According to the Bureau of Labor and statistics, registered nursing (RN) is among the top ten occupations with the largest job growth.  Registered nursing requires a base of knowledge used to assess, plan and intervene to promote health, prevent disease and help patients cope with illness.  When providing direct patient care, nurses observe, assess and record symptoms, reactions and progress, which provides the basis for care planning and intervention. They are health educators and advocates for patients, families and communities.  
They have a unique scope of practice and can practice independently, although they also collaborate with all members of the health care team to provide the care needed by each patient as an individual.  
RN roles range from direct patient care and case management to establishing nursing practice standards, developing quality assurance procedures, directing complex nursing care systems, conducting clinical research and teaching in nursing programs, as well as practicing in many other invigorating settings.
RNs also develop and manage nursing care plans, instruct patients and their families in proper care and help individuals and groups take steps to improve or maintain their health.  While state laws govern the scope of nursing practice, it is usually patient needs that determine a nurse's daily job activities.
Professional nursing responsibilities have changed considerably over time. Nurses today are highly respected and valued members of the health care team who bring their own body of knowledge to the process of healthcare. Nurses work in collaboration with physicians and members of other healthcare disciplines.  There are many numerous specialty options -- each of which has it's own training/certification requirements and related professional network or organization.


Registered nurses usually take one of three education paths: a bachelor's degree in nursing, an associate’s degree in nursing, or a diploma from an approved nursing program. Registered nurses must also be licensed.

Curriculum Changes

One of HealthCARE Montana's main objectives is to evaluate, streamline and transform the nursing curricula at the statewide level to meet industry needs, such as workforce shortages.  To view the ASN curriculum changes, please click the button below:

Working Conditions

Most nurses work in healthcare facilities, although home health and public health nurses travel to their patients' homes, schools, community centers and other sites.
RNs may spend considerable time walking and standing.  They also need to be able to cope well with stress, since nursing involves direct involvement with human suffering, emergencies and other pressures.

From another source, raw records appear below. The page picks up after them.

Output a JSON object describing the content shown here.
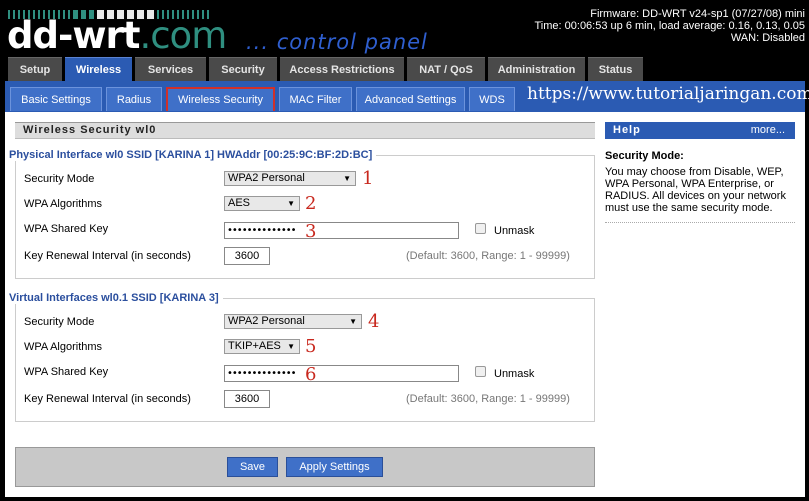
{
  "header": {
    "logo_main": "dd-wrt",
    "logo_dom": ".com",
    "subtitle": "... control panel",
    "firmware": "Firmware: DD-WRT v24-sp1 (07/27/08) mini",
    "time": "Time: 00:06:53 up 6 min, load average: 0.16, 0.13, 0.05",
    "wan": "WAN: Disabled"
  },
  "main_tabs": [
    "Setup",
    "Wireless",
    "Services",
    "Security",
    "Access Restrictions",
    "NAT / QoS",
    "Administration",
    "Status"
  ],
  "sub_tabs": [
    "Basic Settings",
    "Radius",
    "Wireless Security",
    "MAC Filter",
    "Advanced Settings",
    "WDS"
  ],
  "watermark": "https://www.tutorialjaringan.com",
  "page_title": "Wireless Security wl0",
  "physical": {
    "legend": "Physical Interface wl0 SSID [KARINA 1] HWAddr [00:25:9C:BF:2D:BC]",
    "security_mode_label": "Security Mode",
    "security_mode_value": "WPA2 Personal",
    "wpa_alg_label": "WPA Algorithms",
    "wpa_alg_value": "AES",
    "shared_key_label": "WPA Shared Key",
    "shared_key_value": "••••••••••••••",
    "unmask_label": "Unmask",
    "renewal_label": "Key Renewal Interval (in seconds)",
    "renewal_value": "3600",
    "renewal_hint": "(Default: 3600, Range: 1 - 99999)"
  },
  "virtual": {
    "legend": "Virtual Interfaces wl0.1 SSID [KARINA 3]",
    "security_mode_label": "Security Mode",
    "security_mode_value": "WPA2 Personal",
    "wpa_alg_label": "WPA Algorithms",
    "wpa_alg_value": "TKIP+AES",
    "shared_key_label": "WPA Shared Key",
    "shared_key_value": "••••••••••••••",
    "unmask_label": "Unmask",
    "renewal_label": "Key Renewal Interval (in seconds)",
    "renewal_value": "3600",
    "renewal_hint": "(Default: 3600, Range: 1 - 99999)"
  },
  "annotations": [
    "1",
    "2",
    "3",
    "4",
    "5",
    "6"
  ],
  "buttons": {
    "save": "Save",
    "apply": "Apply Settings"
  },
  "help": {
    "title": "Help",
    "more": "more...",
    "heading": "Security Mode:",
    "text": "You may choose from Disable, WEP, WPA Personal, WPA Enterprise, or RADIUS. All devices on your network must use the same security mode."
  },
  "colors": {
    "tab_active": "#2b5bb3",
    "tab_inactive": "#4a4a4a",
    "legend": "#2b4f9e",
    "annotation": "#c8281e",
    "accent_teal": "#2f8f80"
  }
}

Job Outlook

Employment of registered nurses is projected to grow 19 percent from 2012 to 2022, faster than the average for all occupations. Growth will occur for a number of reasons, including an increased emphasis on preventative care; growing rates of chronic conditions, such as diabetes and obesity; and demand for healthcare services from the baby boomer population, as they live longer and more active lives.

For more information, please visit:

Programs Offered Here